· A partner
· An investor
Focus on relationship building.
Realize that you have something to offer. Sometimes that is your services, but it can also be your time, money, or knowledge.
When you’re in a networking position, a few concepts to keep in mind are:
· Find common ground
· Look for things that are interesting about the other person
· Set reasonable expectations
· Listen – did you hear me? Listen – that is important!
· Be generous
· Ask graciously for help or advice
· Be assertive but not rude
· Pay attention to folks who are looking for partners, resources, or consultants
· Strive to overcome any wallflower predilections
· Embrace opportunities to teach, demonstrate, do speaking engagements, or share your construction contractor expertise
· Follow up (For example, sending thank-you cards.)
· Follow through (Do what you said you would – even when it is hard.)
· Give referrals
· Ask for referrals
The following two questions can open up a bucket-load (remember, this is an excellent accounting term) of new networking opportunities.
Do you have any ideas for me?
And do you know anyone else I should talk to?
Go Where You’ve Never Gone Before
Don’t beam up too soon. Who do you want to do business with? What types of construction do you want to participate in? Network with those folks. Go to places and events they attend.
Here are some areas to consider:
· Charity events
· Arts associations
· Property management or facility management company associations (Perhaps attend the meetings or get to know someone from the International Facility Management Association.)
· Building Owners and Managers Association meetings
· Architectural and engineering associations

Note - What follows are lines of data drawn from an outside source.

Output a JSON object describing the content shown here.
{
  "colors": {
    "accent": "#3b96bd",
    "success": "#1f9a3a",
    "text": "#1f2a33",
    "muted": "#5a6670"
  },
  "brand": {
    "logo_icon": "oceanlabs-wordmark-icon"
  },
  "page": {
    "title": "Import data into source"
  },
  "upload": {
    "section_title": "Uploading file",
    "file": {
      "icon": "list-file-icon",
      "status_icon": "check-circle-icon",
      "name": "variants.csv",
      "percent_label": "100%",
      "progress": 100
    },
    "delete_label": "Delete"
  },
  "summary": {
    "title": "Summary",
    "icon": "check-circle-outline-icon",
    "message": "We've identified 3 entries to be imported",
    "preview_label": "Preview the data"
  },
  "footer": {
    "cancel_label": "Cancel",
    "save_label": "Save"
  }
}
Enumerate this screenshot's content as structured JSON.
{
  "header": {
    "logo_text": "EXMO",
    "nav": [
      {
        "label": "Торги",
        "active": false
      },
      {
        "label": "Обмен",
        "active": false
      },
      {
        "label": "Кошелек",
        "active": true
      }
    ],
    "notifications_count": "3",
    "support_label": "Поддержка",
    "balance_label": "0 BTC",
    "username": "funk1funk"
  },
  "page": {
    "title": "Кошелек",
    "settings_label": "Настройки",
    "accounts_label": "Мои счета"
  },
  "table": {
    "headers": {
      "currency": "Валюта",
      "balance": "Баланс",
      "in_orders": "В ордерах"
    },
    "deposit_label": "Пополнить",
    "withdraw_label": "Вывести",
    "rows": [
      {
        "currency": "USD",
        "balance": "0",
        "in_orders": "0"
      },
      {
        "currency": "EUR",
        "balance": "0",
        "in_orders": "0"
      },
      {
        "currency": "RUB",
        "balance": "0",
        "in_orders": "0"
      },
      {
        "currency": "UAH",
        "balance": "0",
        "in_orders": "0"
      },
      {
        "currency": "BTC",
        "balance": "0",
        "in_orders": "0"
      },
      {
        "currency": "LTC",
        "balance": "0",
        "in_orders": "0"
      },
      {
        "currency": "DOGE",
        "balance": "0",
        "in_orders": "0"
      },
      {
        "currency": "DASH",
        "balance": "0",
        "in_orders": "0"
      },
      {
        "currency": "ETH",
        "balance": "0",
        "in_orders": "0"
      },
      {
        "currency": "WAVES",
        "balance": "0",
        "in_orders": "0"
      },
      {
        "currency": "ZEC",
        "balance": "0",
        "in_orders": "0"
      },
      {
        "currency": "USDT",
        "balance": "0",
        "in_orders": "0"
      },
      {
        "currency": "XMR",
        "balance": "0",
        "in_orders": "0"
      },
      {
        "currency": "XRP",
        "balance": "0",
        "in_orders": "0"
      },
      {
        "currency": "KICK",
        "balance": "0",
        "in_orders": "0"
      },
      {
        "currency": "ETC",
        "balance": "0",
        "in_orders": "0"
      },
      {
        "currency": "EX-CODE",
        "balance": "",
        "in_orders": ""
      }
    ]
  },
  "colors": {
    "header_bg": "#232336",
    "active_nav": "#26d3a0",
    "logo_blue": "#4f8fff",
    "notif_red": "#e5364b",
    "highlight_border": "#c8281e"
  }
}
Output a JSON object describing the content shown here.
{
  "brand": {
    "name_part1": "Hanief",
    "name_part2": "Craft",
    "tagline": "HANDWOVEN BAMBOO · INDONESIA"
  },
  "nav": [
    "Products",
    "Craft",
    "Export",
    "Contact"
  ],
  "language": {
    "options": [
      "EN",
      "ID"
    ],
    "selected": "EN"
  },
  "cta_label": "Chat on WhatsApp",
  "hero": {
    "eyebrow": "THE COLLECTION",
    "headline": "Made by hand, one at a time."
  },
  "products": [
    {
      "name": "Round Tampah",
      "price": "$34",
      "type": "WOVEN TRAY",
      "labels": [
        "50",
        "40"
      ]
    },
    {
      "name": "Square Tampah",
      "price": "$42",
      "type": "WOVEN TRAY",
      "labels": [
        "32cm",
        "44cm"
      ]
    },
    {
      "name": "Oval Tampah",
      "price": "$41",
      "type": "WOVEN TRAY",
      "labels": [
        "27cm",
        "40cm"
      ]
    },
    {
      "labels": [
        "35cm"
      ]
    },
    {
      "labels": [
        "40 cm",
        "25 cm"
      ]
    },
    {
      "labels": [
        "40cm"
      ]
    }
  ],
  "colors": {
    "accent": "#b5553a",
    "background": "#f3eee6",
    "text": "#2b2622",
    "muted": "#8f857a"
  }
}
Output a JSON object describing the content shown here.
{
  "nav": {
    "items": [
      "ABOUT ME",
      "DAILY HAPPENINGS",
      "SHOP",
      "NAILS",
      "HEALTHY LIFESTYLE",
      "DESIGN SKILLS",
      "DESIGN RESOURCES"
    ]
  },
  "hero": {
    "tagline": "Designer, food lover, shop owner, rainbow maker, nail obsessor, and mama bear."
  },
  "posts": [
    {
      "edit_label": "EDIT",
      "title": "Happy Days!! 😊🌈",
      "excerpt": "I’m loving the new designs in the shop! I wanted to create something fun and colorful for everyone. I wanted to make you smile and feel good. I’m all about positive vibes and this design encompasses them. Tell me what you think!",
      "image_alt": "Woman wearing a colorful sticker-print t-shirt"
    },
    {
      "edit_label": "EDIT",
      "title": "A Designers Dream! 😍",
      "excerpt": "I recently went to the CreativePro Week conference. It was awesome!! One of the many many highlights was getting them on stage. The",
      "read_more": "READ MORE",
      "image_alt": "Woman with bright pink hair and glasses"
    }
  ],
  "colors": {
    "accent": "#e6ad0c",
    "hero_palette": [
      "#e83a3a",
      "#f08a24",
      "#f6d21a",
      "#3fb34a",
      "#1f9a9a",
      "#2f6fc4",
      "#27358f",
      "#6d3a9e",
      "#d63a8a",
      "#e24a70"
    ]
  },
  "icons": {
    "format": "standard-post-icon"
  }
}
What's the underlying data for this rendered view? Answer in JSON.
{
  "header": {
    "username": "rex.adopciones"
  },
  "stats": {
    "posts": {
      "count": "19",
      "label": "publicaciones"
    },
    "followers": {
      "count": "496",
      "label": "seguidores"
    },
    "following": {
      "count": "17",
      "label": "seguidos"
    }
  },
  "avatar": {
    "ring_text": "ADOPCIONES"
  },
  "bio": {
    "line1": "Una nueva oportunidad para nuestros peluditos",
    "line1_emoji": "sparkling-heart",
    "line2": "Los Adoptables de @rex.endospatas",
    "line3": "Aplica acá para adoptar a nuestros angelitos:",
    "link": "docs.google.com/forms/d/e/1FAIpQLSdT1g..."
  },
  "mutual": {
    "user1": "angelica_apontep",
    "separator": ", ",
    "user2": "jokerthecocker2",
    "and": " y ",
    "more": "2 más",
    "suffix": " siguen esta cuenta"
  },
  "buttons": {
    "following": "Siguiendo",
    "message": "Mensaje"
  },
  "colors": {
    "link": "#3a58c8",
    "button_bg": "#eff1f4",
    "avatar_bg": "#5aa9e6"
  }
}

· Professional associations that are Not yours. (As an example, you’ve been in the residential side of construction and want to break into commercial building, go where the commercial GCs are going. Associated General Contractors of America comes to mind.)
· Commercial realtors
· Participate in service projects
· Your church
· New or old hobby
· At the gym
· Before or after your kid’s soccer game
You’re right! There are lots of places and possibilities. Look for them.
Locate the Usual Suspects
When putting together your plans, strategy, and tactics for networking to the fullest, remember to build the relationships you’ve already started.
Some of the “usual” places you should consider are:
· Your trade association
· Classes or learning events
· Professional development events
· Coffee dates
· Trade shows
· Online (This is even more viable now.)
Diets and Networks
You’re on a diet whether or not you like it or even know it. Consider for a moment that if you eat, you’re on a diet. A diet consists of that which you eat. In the same vein, if you see other people, you are a networker. Your network is made up of the people with whom you have a relationship in one form or another.
Just like some diets are lovely, some networks are excellent. And just like some diets are horrible, some networks stink. Good diets provide a variety of nutrients, minerals, fiber, and sustenance. Good networks offer the same things but for your construction business.
Networking is an excellent way to attract future business and enhance your construction company in the right now moment.
Keep these three ideas in mind if you find it challenging to take intentional steps into the networking world.
Networking is an investment (both short and long-term.)
Relationships are a portable asset.
Agreeing to go with someone else often makes it more accessible.
Construction Contractors look to The Profit Constructors to provide advocacy in dealing with:
· Clients and customers
· Employees and subcontractors
· Vendors and service providers
· Governmental entities
Working with The Profit Constructors gives Construction Contractors the means to organize their operations in ways that help them:
· Remain informed
· Avoid hassles
· Reduce risks
· Be future-ready
Ready for action? Or want to know more? Get in touch today to schedule a complimentary discovery call. New possibilities await. 866-629-7735